Crusade Against Education
When our eyes are suddenly opened to a wider reality, we remember where we were at the time.
Not Everyone Believes Like You Do
Richwood, Ohio, it was a cold, rainy day in the fall of 1954.
I was in second grade. Outside our school building, the ground
was muddy because they were building a new wing to accommodate the
larger classes that would be required as we baby boomers grew
older. Rather than go outside for recess, many of us in Mrs.
Matlacks class stayed in the room and gathered around a table
with crayons for an informal seminar. Someone posed a question
to the group: Do you believe in Santa Claus?

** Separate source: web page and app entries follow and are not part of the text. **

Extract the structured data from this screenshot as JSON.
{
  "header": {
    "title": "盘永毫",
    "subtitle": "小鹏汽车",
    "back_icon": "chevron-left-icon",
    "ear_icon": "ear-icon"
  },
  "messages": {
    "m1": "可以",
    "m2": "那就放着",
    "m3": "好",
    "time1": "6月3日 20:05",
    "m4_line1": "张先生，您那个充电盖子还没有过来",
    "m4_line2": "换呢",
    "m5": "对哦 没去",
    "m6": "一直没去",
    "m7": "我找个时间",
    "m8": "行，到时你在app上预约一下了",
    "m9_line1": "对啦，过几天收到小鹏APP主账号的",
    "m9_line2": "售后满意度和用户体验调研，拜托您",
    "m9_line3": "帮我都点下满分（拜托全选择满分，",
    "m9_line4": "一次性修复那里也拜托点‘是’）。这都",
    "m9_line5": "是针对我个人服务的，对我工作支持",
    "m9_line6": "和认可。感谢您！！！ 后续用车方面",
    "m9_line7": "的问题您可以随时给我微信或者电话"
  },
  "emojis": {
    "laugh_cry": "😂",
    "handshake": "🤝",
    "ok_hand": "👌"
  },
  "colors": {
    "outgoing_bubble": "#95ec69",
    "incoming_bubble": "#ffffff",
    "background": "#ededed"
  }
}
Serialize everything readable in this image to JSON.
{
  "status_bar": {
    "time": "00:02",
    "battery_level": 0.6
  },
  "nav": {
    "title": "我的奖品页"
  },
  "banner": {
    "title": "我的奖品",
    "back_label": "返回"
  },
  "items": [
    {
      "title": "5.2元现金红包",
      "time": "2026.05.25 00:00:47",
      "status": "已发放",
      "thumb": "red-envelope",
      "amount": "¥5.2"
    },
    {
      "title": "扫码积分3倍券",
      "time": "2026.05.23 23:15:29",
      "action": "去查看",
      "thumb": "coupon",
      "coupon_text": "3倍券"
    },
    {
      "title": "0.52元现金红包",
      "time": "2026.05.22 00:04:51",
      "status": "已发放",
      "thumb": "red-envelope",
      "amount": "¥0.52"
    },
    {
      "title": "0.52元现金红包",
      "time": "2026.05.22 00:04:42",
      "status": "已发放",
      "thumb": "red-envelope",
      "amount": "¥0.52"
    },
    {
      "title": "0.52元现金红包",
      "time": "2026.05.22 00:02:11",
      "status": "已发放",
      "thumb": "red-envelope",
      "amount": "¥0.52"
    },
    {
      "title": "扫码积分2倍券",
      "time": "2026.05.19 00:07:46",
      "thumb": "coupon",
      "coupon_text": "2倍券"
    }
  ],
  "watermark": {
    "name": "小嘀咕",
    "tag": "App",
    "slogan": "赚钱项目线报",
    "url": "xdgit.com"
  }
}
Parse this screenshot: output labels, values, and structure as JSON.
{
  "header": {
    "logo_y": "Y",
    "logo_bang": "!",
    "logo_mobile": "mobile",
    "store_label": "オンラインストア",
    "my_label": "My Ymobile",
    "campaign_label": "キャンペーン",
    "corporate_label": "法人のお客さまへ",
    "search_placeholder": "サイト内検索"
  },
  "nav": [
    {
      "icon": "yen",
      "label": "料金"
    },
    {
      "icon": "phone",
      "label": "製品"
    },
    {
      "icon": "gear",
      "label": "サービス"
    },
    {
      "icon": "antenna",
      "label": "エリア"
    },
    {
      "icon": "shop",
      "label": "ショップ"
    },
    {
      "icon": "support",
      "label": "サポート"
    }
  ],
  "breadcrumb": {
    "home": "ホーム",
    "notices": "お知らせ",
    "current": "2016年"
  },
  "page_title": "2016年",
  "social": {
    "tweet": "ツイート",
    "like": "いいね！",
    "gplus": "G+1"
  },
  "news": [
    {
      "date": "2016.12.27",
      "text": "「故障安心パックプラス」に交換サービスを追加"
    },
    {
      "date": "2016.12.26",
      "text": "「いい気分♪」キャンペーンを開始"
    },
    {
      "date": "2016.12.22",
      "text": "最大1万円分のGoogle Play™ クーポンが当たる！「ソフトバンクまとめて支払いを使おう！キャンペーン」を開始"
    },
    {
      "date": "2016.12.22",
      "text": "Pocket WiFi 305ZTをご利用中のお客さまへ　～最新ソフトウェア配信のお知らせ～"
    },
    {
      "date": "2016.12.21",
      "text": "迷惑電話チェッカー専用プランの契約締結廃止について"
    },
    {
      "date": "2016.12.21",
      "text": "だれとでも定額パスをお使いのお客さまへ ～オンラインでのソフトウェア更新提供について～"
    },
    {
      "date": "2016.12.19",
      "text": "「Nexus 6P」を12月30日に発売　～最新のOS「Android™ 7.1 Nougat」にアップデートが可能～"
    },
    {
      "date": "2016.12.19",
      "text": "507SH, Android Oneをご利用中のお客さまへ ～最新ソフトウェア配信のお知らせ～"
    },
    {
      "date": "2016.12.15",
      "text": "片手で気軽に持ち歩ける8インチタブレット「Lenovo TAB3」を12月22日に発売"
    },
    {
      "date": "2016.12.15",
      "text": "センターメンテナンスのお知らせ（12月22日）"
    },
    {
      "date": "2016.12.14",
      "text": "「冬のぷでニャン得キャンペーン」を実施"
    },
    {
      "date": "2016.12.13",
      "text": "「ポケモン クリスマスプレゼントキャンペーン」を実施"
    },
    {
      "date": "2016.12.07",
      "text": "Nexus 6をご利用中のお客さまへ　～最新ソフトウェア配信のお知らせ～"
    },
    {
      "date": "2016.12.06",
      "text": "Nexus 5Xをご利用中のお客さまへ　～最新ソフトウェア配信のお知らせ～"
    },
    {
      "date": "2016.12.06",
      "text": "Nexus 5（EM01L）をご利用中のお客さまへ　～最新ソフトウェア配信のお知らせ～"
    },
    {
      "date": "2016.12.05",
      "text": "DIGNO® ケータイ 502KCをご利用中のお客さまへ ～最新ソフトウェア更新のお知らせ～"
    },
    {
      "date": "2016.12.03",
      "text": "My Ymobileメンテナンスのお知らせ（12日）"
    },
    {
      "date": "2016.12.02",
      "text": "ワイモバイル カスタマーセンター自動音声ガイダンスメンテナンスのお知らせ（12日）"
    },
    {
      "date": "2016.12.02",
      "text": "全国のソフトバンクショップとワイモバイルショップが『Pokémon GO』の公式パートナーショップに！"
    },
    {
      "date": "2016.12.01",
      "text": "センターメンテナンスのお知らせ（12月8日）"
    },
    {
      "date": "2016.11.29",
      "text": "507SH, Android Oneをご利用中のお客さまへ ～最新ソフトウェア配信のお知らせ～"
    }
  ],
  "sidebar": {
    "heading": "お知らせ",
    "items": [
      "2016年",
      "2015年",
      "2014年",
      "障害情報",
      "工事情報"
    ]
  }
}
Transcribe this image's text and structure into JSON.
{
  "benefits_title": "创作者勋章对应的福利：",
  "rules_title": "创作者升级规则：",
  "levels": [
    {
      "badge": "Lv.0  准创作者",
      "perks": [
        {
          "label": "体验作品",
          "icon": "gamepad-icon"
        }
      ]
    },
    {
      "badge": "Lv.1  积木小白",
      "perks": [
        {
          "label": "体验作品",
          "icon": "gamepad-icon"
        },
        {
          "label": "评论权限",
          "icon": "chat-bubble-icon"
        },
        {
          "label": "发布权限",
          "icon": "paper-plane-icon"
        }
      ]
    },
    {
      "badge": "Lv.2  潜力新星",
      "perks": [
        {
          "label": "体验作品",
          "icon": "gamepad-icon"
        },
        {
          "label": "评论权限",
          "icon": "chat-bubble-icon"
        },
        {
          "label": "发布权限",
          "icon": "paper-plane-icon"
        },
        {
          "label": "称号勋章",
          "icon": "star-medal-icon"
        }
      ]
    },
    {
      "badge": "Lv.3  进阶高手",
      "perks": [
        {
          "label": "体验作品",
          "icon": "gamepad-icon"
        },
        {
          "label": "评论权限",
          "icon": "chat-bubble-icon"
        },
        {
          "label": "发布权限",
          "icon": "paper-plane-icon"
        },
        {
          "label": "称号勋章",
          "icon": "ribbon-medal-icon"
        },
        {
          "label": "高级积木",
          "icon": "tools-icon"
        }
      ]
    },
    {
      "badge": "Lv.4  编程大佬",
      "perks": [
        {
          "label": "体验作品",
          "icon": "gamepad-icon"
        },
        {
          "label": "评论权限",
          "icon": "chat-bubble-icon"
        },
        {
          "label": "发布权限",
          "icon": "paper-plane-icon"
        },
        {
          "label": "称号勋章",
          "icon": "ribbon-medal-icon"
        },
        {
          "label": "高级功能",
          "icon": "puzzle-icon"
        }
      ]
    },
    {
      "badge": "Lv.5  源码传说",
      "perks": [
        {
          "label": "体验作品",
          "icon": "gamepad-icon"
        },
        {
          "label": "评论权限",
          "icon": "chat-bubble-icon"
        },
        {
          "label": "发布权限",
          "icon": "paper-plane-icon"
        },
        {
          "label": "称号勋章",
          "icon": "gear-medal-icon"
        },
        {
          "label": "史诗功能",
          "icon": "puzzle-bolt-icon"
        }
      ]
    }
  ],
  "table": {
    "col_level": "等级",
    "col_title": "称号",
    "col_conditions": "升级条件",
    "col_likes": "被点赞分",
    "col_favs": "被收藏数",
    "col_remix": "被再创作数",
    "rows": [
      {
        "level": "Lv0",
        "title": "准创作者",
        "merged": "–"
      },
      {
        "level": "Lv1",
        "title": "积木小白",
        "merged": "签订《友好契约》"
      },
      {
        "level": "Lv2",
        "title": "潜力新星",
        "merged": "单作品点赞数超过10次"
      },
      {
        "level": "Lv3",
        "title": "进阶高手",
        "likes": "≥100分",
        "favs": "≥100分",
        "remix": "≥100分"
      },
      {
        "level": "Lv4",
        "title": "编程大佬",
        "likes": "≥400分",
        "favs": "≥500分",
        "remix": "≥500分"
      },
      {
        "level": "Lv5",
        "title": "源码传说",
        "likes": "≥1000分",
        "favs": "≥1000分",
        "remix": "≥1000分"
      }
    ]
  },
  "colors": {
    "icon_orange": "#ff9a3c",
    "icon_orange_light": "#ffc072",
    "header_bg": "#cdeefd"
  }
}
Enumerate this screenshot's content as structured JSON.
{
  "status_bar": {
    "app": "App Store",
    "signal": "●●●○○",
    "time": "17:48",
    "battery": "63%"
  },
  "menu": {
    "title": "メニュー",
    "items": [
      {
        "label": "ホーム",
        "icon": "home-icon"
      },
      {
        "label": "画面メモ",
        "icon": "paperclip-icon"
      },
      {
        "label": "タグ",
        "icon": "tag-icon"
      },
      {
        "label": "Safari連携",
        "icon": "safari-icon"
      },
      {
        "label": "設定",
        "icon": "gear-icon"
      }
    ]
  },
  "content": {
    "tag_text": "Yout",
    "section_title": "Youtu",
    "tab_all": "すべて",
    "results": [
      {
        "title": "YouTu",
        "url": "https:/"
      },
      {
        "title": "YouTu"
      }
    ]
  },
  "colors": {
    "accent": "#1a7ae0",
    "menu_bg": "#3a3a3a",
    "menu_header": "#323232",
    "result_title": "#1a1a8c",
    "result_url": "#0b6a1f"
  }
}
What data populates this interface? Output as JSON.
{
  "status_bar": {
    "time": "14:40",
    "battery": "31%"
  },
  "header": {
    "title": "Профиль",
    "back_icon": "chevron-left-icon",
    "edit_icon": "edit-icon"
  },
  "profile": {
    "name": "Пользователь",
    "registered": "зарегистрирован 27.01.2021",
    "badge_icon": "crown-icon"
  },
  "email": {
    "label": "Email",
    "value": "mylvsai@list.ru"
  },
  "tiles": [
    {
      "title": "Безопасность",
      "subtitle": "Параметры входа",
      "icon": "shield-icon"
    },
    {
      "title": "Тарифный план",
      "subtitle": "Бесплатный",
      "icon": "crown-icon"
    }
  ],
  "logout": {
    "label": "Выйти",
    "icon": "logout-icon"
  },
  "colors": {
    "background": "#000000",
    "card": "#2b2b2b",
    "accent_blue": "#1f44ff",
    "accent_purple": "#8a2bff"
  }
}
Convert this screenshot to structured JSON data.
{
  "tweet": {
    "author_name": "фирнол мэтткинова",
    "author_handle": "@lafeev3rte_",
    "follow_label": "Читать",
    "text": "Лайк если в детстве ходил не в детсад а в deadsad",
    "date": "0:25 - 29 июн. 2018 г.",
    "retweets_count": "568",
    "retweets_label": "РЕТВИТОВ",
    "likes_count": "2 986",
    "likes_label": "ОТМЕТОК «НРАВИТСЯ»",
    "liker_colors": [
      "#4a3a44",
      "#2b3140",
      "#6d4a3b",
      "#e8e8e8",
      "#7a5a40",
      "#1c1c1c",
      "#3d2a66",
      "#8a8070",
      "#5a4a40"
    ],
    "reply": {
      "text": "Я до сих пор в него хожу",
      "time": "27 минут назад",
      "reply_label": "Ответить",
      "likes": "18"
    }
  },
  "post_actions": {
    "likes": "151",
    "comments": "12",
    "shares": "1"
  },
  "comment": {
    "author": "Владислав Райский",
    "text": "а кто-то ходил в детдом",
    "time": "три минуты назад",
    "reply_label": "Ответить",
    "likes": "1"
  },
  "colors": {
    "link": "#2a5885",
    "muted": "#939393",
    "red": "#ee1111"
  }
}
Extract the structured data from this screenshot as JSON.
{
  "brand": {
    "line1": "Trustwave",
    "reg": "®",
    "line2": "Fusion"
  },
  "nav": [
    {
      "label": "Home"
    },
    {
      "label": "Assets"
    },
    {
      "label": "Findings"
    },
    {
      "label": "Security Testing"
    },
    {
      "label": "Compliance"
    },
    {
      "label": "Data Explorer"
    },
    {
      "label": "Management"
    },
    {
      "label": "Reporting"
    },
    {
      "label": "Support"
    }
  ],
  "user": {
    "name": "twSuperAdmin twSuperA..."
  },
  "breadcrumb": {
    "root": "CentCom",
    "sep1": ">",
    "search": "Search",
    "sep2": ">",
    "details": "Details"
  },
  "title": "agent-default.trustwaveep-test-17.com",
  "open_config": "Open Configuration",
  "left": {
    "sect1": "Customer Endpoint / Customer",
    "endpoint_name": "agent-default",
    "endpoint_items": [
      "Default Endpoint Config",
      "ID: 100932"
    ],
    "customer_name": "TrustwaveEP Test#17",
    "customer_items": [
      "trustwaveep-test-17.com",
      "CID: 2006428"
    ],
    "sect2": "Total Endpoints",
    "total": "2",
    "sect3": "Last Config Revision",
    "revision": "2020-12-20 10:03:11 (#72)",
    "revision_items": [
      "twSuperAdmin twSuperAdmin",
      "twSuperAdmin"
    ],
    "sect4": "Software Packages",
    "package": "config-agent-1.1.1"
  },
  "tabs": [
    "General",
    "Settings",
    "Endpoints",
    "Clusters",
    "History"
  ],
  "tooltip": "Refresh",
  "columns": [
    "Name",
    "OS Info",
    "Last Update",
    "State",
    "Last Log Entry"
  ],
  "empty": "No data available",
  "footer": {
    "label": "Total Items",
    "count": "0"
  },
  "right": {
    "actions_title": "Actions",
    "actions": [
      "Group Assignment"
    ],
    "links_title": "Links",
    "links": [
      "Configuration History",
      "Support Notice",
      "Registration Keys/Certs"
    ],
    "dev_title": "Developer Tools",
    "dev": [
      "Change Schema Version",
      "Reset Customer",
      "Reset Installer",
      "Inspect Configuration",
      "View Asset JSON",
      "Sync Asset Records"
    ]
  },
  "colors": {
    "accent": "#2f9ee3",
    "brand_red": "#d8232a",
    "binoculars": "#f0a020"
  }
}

Yes, I answered; I believed. Some of my friends agreed with me, others didnt. But the mere fact that the question had been raised got me thinking. I began considering the evidence, and by the time Christmas rolled around, I had figured out the scam. However, just to humor the adults, I continued acting as though the presents really came from Santa.
As I got older and learned more about science, I began considering the evidence for other stories that the adults told me, and I gradually realized the truth. However, just to humor the adults, I continued acting as though the world is really controlled by an invisible old man in the sky.
Not Everyone Desires Like You Do
In Oberlin, Ohio, it was a dark evening in the fall of 1966. I was a college sophomore. Around the table at our dining hall, someone revealed a surprising fact of which we were not all aware: There are actually people who prefer having sex with others of their own gender, rather than the opposite gender. I had never heard of such a thing.
That seems hard to believe in the 21st century, when homosexual relationships are debated daily in the newspapers and depicted nightly on TV. But back then, gay merely meant happy, and any deviant behavior was illegal and kept locked away in the secret closet. In grade school, a boy who behaved in an insufficiently macho manner, such as reading poetry or avoiding fistfights, might be called a sissy, but thats all that was said.
Learning about the World
Those are just a couple of examples of what I discovered while a student. As Robert Fulgham wrote, All I really need to know I learned in kindergarten. In kindergarten not at home, but in school, interacting with other young people from families unlike mine and discovering new things that my parents might never have told me.
For example, it turns out that there are other religions. In our little town, there were a few kids in school who for some strange reason werent allowed to eat meat in the cafeteria on Fridays. When questioned, they admitted this was because they were Catholics. On Sundays they had to go to a neighboring town where there was a Catholic church. So not everyone believes as my family does? Interesting. Whos right?
At college, I met representatives of even more groups, such as blacks and Jews and Asians. Also interesting. They were people too.
So public schools and colleges are important for the knowledge we gain there not only academic knowledge about subjects like spelling and chemistry, but also personal knowledge about the people unlike us with whom we share the planet.
Avoiding Worldly Influences
That may be one reason why social conservatives dislike public schools and colleges. They prefer home schooling.
Republican presidential candidate Rick Santorum noted approvingly that centuries ago, Parents educated their children because it was their responsibility. Yes, the government can help, but the idea that the ... government should be running schools is anachronistic. After all, the government might not be willing to teach your particular attitudes and prejudices.
Its even more anachronistic, I would add, to expect parents in this modern world to quit their jobs to stay home and educate their kids, or to expect them to competently teach the kids skills and subjects that they never learned very well themselves.
Nevertheless, when conservatives have the power to do so, they slash government spending on schooling. Adjusted for inflation, state support for higher education has fallen 12 percent over the past five years, writes Paul Krugman. In California, support is down by 20 percent.
In my own state of Pennsylvania, learning is no longer a priority. Republican governor Tom Corbett says we can no longer afford our traditional support for education.
Public schools: If the Republican-controlled legislature passes his 2012 budget, elementary and high schools will have lost a billion dollars in funding since he took office two years ago.
State-owned colleges: His 2011 budget proposed a 50 percent cut. Penn State University might have to give up its status as a public institution. At least theyre investigating the possibility: Penn State, tuition $15,984, could turn itself into a private college like Cornell, tuition $41,541. Columnist Reg Henry writes: If Penn State were to go private, it would betray the public trust. Pennsylvanians have supported the school with public money for many years with the understanding that it would remain affordable for their children. It really is up to the governor to recognize the importance of higher education on future prosperity. To boast that he didn't raise taxes today, Mr. Corbett is prepared to beggar Penn State (and Pitt and the rest) tomorrow.
Time to Be Real
Or consider this rant, which I heard on March 9, 2012.
That was Bill Maher on his HBO show Real Time.
Personally, Im in favor of knowledge. Learn about the world any way you can. And dont keep your kids locked up at home or cloister them in closed-minded parochial indoctrination factories. Let them go to school in public, where they can meet the rest of us.